From Enoch Edwards
Frankford 3 July 1801—
Since I had the favor to receive your last Letter of June 3rd., I have obtained from Jesse Bringhurst, of Germantown more particularly his prices for Coachees—they are as follows,
|1st.||a Body of a Coach, lighter & a small matter longer, the drivers Seat a Circular, thrown pritty well out—between him & within blinds or Glasses draw up—the quarter lights mock-venetian—the Doors, & the Octagon behind—real venetian & Glass.—this is the kind I have got—it is finished but little below a good Coach. neatly plated & with many conveniences—The price 650 Dollars—|
|2.||A light Body—close behind—glass doors & Octagon. with real venetian—the other Quarters contained inside & out—price 400 Doll.|
|3 —||The same kind, but instead of curtains—fixed venetians to all the Quarters—or the top fixed on with circular Irons. very light & airy—price 440 Dollars—|
Besides those he makes an inferior kind—with turned posts & curtains inside & out—very convenient for rough Journeys—or for Servants & baggage—for 300 Dollars—
Mr: Hanse I think will be able to finish your Chariot in two or three weeks, a Coachmaker is frequently dependent on the Painter for his own Punctuality, that is the Case I know at present. & Mr: Hanse lays a Claim to ten or fifteen days, on Account of delay on my part in not geting your Answer as soon as I ought. about the semicircular light behind.—he is extremely anxious to please you,—and I think he will be successful.
I requested in my last letter but one—to know how you intended to have it sent, & whether you wished to have a riding Coat made for it—for as soon as ever it is done I should like every thing to be ready—that if you chuse it may go off next morning—that Letter also informed you of the removal of Mr: Savage to N York. I can however have the Enquiry about Mr: Adam’s Portrait made very conveniently—& you shall know the Result—

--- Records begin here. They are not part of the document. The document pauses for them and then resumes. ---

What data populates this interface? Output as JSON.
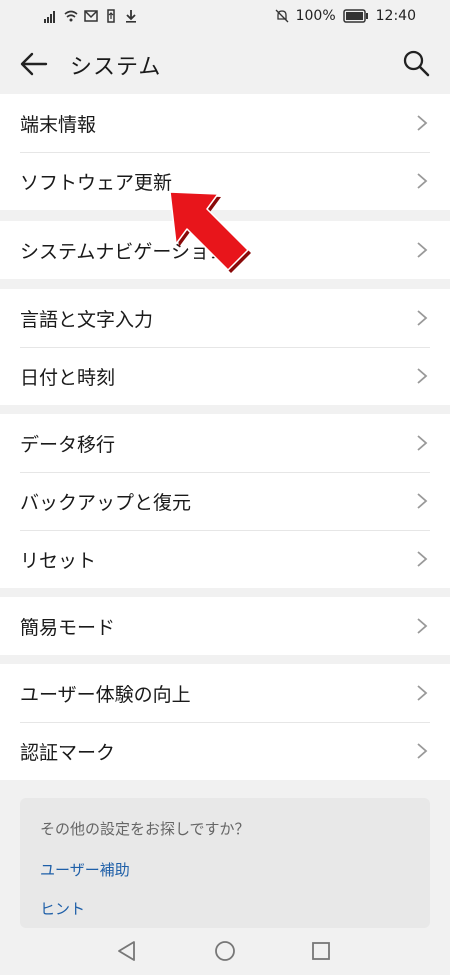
{
  "statusbar": {
    "battery": "100%",
    "time": "12:40"
  },
  "header": {
    "title": "システム"
  },
  "groups": [
    {
      "items": [
        "端末情報",
        "ソフトウェア更新"
      ]
    },
    {
      "items": [
        "システムナビゲーション"
      ]
    },
    {
      "items": [
        "言語と文字入力",
        "日付と時刻"
      ]
    },
    {
      "items": [
        "データ移行",
        "バックアップと復元",
        "リセット"
      ]
    },
    {
      "items": [
        "簡易モード"
      ]
    },
    {
      "items": [
        "ユーザー体験の向上",
        "認証マーク"
      ]
    }
  ],
  "more": {
    "question": "その他の設定をお探しですか？",
    "links": [
      "ユーザー補助",
      "ヒント"
    ]
  },
  "annotation": {
    "color": "#e8151b",
    "target": "ソフトウェア更新"
  }
}
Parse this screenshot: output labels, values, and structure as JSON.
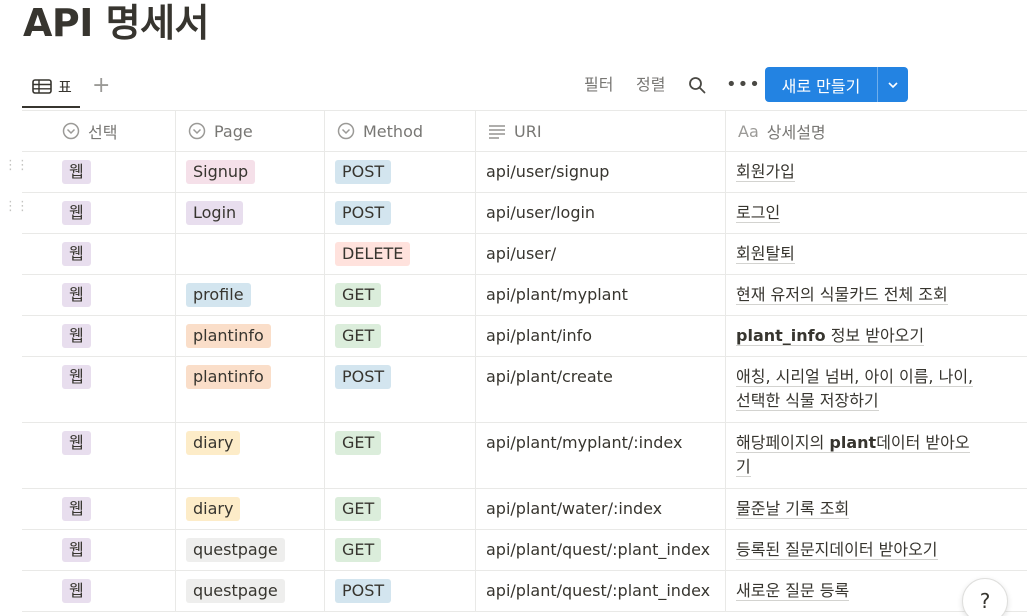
{
  "page": {
    "title": "API 명세서"
  },
  "view": {
    "tab_label": "표",
    "add_view_icon": "plus-icon",
    "filter_label": "필터",
    "sort_label": "정렬",
    "search_icon": "search-icon",
    "more_label": "•••",
    "new_button_label": "새로 만들기"
  },
  "columns": [
    {
      "label": "선택",
      "icon": "select-icon"
    },
    {
      "label": "Page",
      "icon": "select-icon"
    },
    {
      "label": "Method",
      "icon": "select-icon"
    },
    {
      "label": "URI",
      "icon": "text-icon"
    },
    {
      "label": "상세설명",
      "icon": "title-icon",
      "prefix": "Aa"
    }
  ],
  "rows": [
    {
      "select": "웹",
      "page": "Signup",
      "page_color": "#f5e0e9",
      "method": "POST",
      "method_color": "#d3e5ef",
      "uri": "api/user/signup",
      "desc": [
        "회원가입"
      ]
    },
    {
      "select": "웹",
      "page": "Login",
      "page_color": "#e8deee",
      "method": "POST",
      "method_color": "#d3e5ef",
      "uri": "api/user/login",
      "desc": [
        "로그인"
      ]
    },
    {
      "select": "웹",
      "page": "",
      "page_color": "",
      "method": "DELETE",
      "method_color": "#ffe2dd",
      "uri": "api/user/",
      "desc": [
        "회원탈퇴"
      ]
    },
    {
      "select": "웹",
      "page": "profile",
      "page_color": "#d3e5ef",
      "method": "GET",
      "method_color": "#dbeddb",
      "uri": "api/plant/myplant",
      "desc": [
        "현재 유저의 식물카드 전체 조회"
      ]
    },
    {
      "select": "웹",
      "page": "plantinfo",
      "page_color": "#fadec9",
      "method": "GET",
      "method_color": "#dbeddb",
      "uri": "api/plant/info",
      "desc_bold": "plant_info",
      "desc": [
        " 정보 받아오기"
      ]
    },
    {
      "select": "웹",
      "page": "plantinfo",
      "page_color": "#fadec9",
      "method": "POST",
      "method_color": "#d3e5ef",
      "uri": "api/plant/create",
      "desc": [
        "애칭, 시리얼 넘버, 아이 이름, 나이,",
        "선택한 식물 저장하기"
      ]
    },
    {
      "select": "웹",
      "page": "diary",
      "page_color": "#fdecc8",
      "method": "GET",
      "method_color": "#dbeddb",
      "uri": "api/plant/myplant/:index",
      "desc_pre": "해당페이지의 ",
      "desc_bold": "plant",
      "desc": [
        "데이터 받아오",
        "기"
      ]
    },
    {
      "select": "웹",
      "page": "diary",
      "page_color": "#fdecc8",
      "method": "GET",
      "method_color": "#dbeddb",
      "uri": "api/plant/water/:index",
      "desc": [
        "물준날 기록 조회"
      ]
    },
    {
      "select": "웹",
      "page": "questpage",
      "page_color": "#eeeeed",
      "method": "GET",
      "method_color": "#dbeddb",
      "uri": "api/plant/quest/:plant_index",
      "desc": [
        "등록된 질문지데이터 받아오기"
      ]
    },
    {
      "select": "웹",
      "page": "questpage",
      "page_color": "#eeeeed",
      "method": "POST",
      "method_color": "#d3e5ef",
      "uri": "api/plant/quest/:plant_index",
      "desc": [
        "새로운 질문 등록"
      ]
    }
  ],
  "select_color": "#e8deee",
  "help_label": "?"
}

I rejoice very much at your being so pleasantly circumstanced at the federal City—on the Account of Society—every year will add to that—as well as to the Goodness of your Streets & Roads. I feel for you however in Winter as I fear in that Season you must suffer Inconvenience—but Patience & Industry will overcome every thing—Tomorrow is the Anniversary of the birth day of our independent & free Existance—I sincerely wish you may see a numerous Succession of such Days. & every possible happiness that a grateful Country can afford—I am with the utmost Respect your obedt St
RC (DLC); addressed: “Thomas Jefferson—President of the United States Washington”; franked; postmarked 4 July; endorsed by TJ as received 6 July and so recorded in SJL but as a letter dated 6 July.